The debate around sausage kerbs in F1 and its support series was re-ignited by the F2 accident at Silverstone – but what actually are sausage kerbs?

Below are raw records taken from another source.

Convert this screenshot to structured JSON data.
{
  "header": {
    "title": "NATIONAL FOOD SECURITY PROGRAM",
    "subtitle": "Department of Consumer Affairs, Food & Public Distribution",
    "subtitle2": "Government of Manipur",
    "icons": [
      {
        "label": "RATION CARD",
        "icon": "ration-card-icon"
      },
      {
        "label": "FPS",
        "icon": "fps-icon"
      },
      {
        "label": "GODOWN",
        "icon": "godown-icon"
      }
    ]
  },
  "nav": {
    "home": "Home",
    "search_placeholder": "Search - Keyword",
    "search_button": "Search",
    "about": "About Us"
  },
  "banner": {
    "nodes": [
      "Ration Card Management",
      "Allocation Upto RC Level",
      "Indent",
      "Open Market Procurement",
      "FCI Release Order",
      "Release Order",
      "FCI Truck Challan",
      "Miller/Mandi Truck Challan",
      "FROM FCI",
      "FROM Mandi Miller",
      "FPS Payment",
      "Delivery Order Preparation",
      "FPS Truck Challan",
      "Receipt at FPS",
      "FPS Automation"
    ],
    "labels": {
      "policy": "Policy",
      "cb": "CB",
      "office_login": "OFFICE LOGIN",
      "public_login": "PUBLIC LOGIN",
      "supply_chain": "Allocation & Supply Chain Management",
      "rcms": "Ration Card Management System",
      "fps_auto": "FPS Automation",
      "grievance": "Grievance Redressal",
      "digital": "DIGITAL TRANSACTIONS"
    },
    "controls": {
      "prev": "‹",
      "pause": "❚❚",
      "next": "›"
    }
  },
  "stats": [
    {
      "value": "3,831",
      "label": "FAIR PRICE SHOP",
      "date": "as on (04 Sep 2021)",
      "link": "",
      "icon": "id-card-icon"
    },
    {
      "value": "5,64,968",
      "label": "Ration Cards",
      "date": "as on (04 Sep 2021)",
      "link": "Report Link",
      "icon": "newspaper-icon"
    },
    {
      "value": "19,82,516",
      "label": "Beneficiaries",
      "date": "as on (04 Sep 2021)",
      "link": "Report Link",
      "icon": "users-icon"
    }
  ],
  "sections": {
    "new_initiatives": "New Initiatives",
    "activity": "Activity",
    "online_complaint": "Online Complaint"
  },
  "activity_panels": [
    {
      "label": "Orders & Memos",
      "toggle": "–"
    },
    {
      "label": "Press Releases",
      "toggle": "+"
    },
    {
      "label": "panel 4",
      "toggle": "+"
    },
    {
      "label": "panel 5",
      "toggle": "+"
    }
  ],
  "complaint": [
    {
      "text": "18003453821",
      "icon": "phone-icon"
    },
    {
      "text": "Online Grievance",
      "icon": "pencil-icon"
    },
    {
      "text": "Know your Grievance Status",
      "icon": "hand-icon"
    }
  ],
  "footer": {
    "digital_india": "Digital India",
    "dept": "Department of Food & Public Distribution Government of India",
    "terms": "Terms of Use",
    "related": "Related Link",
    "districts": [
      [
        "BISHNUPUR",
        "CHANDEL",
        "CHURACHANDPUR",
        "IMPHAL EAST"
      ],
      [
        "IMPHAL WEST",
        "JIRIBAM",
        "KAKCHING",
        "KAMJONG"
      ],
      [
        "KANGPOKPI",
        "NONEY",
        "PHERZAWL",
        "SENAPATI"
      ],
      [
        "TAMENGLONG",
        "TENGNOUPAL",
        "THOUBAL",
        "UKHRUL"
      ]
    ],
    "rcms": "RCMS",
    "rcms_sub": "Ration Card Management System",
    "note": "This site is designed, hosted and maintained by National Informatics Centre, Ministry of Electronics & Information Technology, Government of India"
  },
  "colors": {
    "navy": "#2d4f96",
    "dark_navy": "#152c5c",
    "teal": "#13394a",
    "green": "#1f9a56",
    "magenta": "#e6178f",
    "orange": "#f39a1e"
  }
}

Why are they used and why are they dangerous?
The job of a racing driver is pretty simple – make the track as straight as possible.
Going around corners slows you down, so drivers will always try to go in a straight line for as long as possible.
Sometimes, this puts drivers at odds with the track limits of the circuit – often crossing over the white line – and technically out of bounds.
One solution the FIA came up with for F1, F2, and F3 was the introduction of sausage kerbs.
What actually are they – and why are sausage kerbs so dangerous in F1?
What sausage kerbs are in F1?
Essentially, sausage kerbs in F1 sit on the outside – or inside – of corners and are there to prevent drivers from running wide or cutting the corner to gain an advantage.
They are given the name due to the fact they look like sausages, and aren’t placed at every corner, just the ones that corner cutting or breaking track limits are common crimes.
While they are not uncommon in motorsport, the FIA decided to introduce them to F1 and its support series in a bid to come up with a solution of drivers failing to stay within track limits.
The general idea is that if you hit the sausage kerb, it would slow you down and ensure you would take the same line through the corner on the next lap to avoid further time loss or damage.
Opponents of sausage kerbs in F1 claim that they have a tendency to launch cars – which is always dangerous for drivers, fans and marshals.
Why they are dangerous?
Due to the nature of sausage kerbs in F1 – they are actually quite dangerous.
In Formula 3 in 2019 at Monza, driver Alex Peroni ran into a sausage kerb on the exit of the Parabolica before the pit-straight.
The Australian was launched in a series of flips – coming to rest upside down on top of the tyre barrier, escaping with only broken vertebrae in his back.
During the F2 round at Silverstone in 2022, in Sunday’s Feature race, Dennis Hauger was squeezed wide on the approach to Club corner by Roy Nissany.
Hauger ran across the grass and was then launched by the sausage kerb into Nissany – the halo saving Nissany’s life by preventing Hauger’s tyres from hitting his helmet.
And a sausage kerb in F1 was also responsible for an iconic crash between Lewis Hamilton and Max Verstappen.
Emerging from the pits in 2021, Hamilton tried to close the door on Verstappen at Turn 2 – while the Red Bull driver tried to kick it open.
Verstappen was then launched by the inside sausage kerb, landing on top of Hamilton’s Mercedes – Hamilton’s halo breaking the suspension of the Red Bull as it landed on top of his helmet.